Some things can’t be programmed. Creativity can’t be programmed. Client relationships can’t be programmed. Business-to-business sales can’t be programmed. Tech leaders are realizing that the real value to their company’s success will come more and more from people who can sell and humanize technology not the hard-core technologists. That’s why tech companies are zooming in on liberal arts majors, people who use and embrace technology but aren’t technical. They are looking for liberal arts majors who have the business skills that technical people don’t have.

Lo and behold, big tech companies and startups alike are looking beyond STEM graduates and realizing that liberal arts majors make them stronger. People who study the humanities and social sciences are important as social alchemists who add the human touch to technology, a critical skill for any technology to take hold on a large scale. Die-hard techies have tried to create intuitive software, most of which functions poorly without non-techie partners who are adept at humanizing technology.

Liberal arts and business majors are critical for sales, business development and marketing. Their value lies in their nontechnical ability to connect with people (not end users as techies tend to call customers).

What a relief. Not all of us have the quant skills or even the desire to be engineers or computer programmers. It’s estimated that about 70 percent of the jobs in tech companies don’t involve sitting in front of a computer screen and programming all day long. Like any business, tech companies need talent in organic, people-oriented roles like sales people, business managers, marketers, lawyers, finance people, HR professionals and the like.

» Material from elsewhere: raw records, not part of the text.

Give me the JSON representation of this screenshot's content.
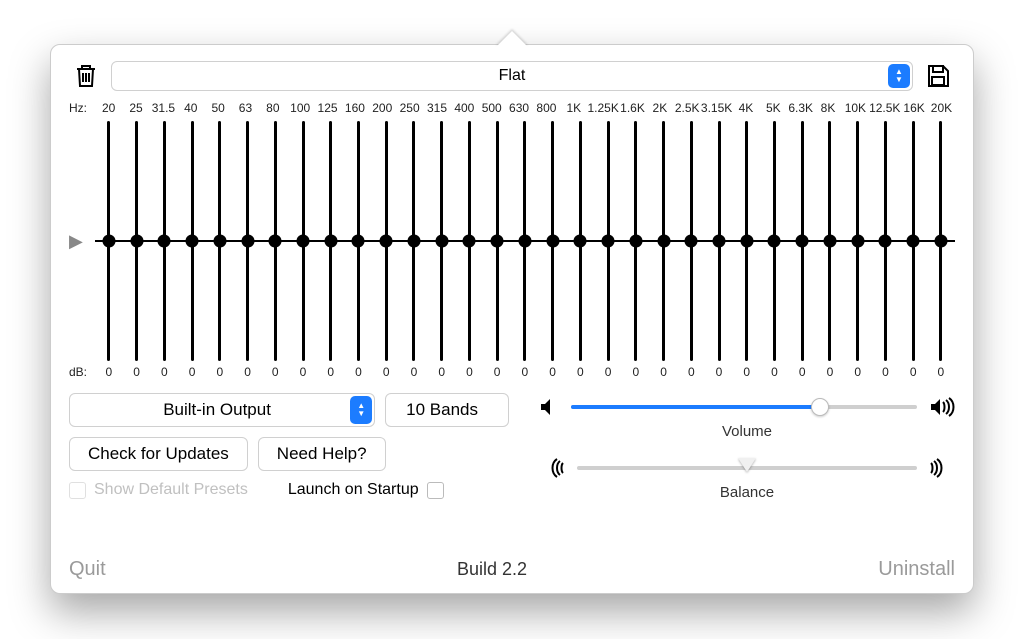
{
  "preset": {
    "selected": "Flat"
  },
  "hz_label": "Hz:",
  "db_label": "dB:",
  "frequencies": [
    "20",
    "25",
    "31.5",
    "40",
    "50",
    "63",
    "80",
    "100",
    "125",
    "160",
    "200",
    "250",
    "315",
    "400",
    "500",
    "630",
    "800",
    "1K",
    "1.25K",
    "1.6K",
    "2K",
    "2.5K",
    "3.15K",
    "4K",
    "5K",
    "6.3K",
    "8K",
    "10K",
    "12.5K",
    "16K",
    "20K"
  ],
  "gains": [
    "0",
    "0",
    "0",
    "0",
    "0",
    "0",
    "0",
    "0",
    "0",
    "0",
    "0",
    "0",
    "0",
    "0",
    "0",
    "0",
    "0",
    "0",
    "0",
    "0",
    "0",
    "0",
    "0",
    "0",
    "0",
    "0",
    "0",
    "0",
    "0",
    "0",
    "0"
  ],
  "output": {
    "selected": "Built-in Output"
  },
  "bands": {
    "selected": "10 Bands"
  },
  "buttons": {
    "check_updates": "Check for Updates",
    "need_help": "Need Help?"
  },
  "checks": {
    "show_default_presets": "Show Default Presets",
    "launch_on_startup": "Launch on Startup"
  },
  "sliders": {
    "volume": {
      "label": "Volume",
      "percent": 72
    },
    "balance": {
      "label": "Balance",
      "percent": 50
    }
  },
  "footer": {
    "quit": "Quit",
    "build": "Build 2.2",
    "uninstall": "Uninstall"
  }
}
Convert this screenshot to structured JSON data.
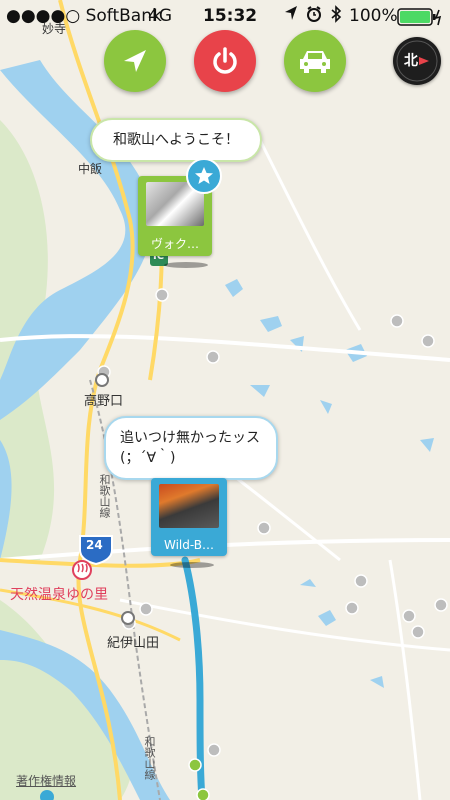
{
  "status_bar": {
    "carrier": "●●●●○ SoftBank",
    "network": "4G",
    "time": "15:32",
    "battery": "100%"
  },
  "controls": {
    "navigate_icon": "arrow-location-icon",
    "power_icon": "power-icon",
    "car_icon": "car-icon",
    "compass_label": "北"
  },
  "pins": [
    {
      "bubble_text": "和歌山へようこそ！",
      "caption": "ヴォク…",
      "color": "#8cc63f",
      "favorite": true
    },
    {
      "bubble_text": "追いつけ無かったッス (；´∀｀)",
      "caption": "Wild-B…",
      "color": "#3aa9d6",
      "favorite": false
    }
  ],
  "map_labels": {
    "top_partial": "妙寺",
    "middle_partial": "中飯",
    "koyaguchi": "高野口",
    "hot_spring": "天然温泉ゆの里",
    "kii_yamada": "紀伊山田",
    "line_name": "和歌山線",
    "line_name_bottom": "和歌山線",
    "route_number": "24",
    "ic_label": "IC",
    "attribution": "著作権情報"
  },
  "colors": {
    "green_button": "#8cc63f",
    "red_button": "#e8434a",
    "route": "#3aa9d6",
    "river": "#9fd1ef",
    "road": "#ffd966"
  }
}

What is Personal Branding?

Posted September 18, 2017 by Catherine Kaputa in Uncategorized / 0 Comments

Branding for people is about finding your brand idea—your unique selling proposition (USP). You want to represent something special—your unique combination of talents and skills that sets you apart from others—the X Factor that makes you special and relevant.

Branding for people is also about “packaging” the brand that is you and using branding strategies and principles from the commercial world to enhance your identity and market Brand You successfully. You are the storyteller of your own life and you can create a compelling brand story that helps empower your success or not. Branding also means developing a marketing plan for reaching your goals, tactics to get from A to B (and through all the other letters of the alphabet, depending on your goals). And it means engaging your target audience without seeming self-promotional and obnoxious. This book will show you how.

Looking at yourself as a brand has enormous advantages. The truth is being good, by itself, doesn’t guarantee success. We all know talented people who are underemployed, underpaid, or even unemployed.

[Insert Callout]

                               Job candidate:   A person with a skill set that is interchangeable

                                with the skill sets of other people                                                                                         Brand You:        Standing for something that offers

                                                      a special promise of value that sets you apart.


Why Millenials Need to Brand

Posted September 15, 2017 by Catherine Kaputa in Uncategorized / 0 Comments

Millenials are the best-educated generation, yet they also have higher unemployment rates than we’ve seen in recent decades. Millenials make up about forty percent of the unemployed in the U.S. Even when they find a job, the picture isn’t always pretty. Many new grads are in jobs that don’t require a college degree, others are in jobs not in their area of study.

It’s always been beneficial to distinguish yourself, but now it’s absolutely necessary. Personal branding rules in the new world of work, and you can rule, too. You need to be better prepared, savvier in marketing yourself and conduct a smarter job search. But you can do it. This book will show you how.

Even in a robust job market, you’ll need to brand and market yourself if you want to get a good job and not be furloughed into temp work or a sub-par job. Besides, futurists predict that we’ll be changing jobs every few years or so, so we’ll all have to be in permanent beta mode adapting and marketing ourselves.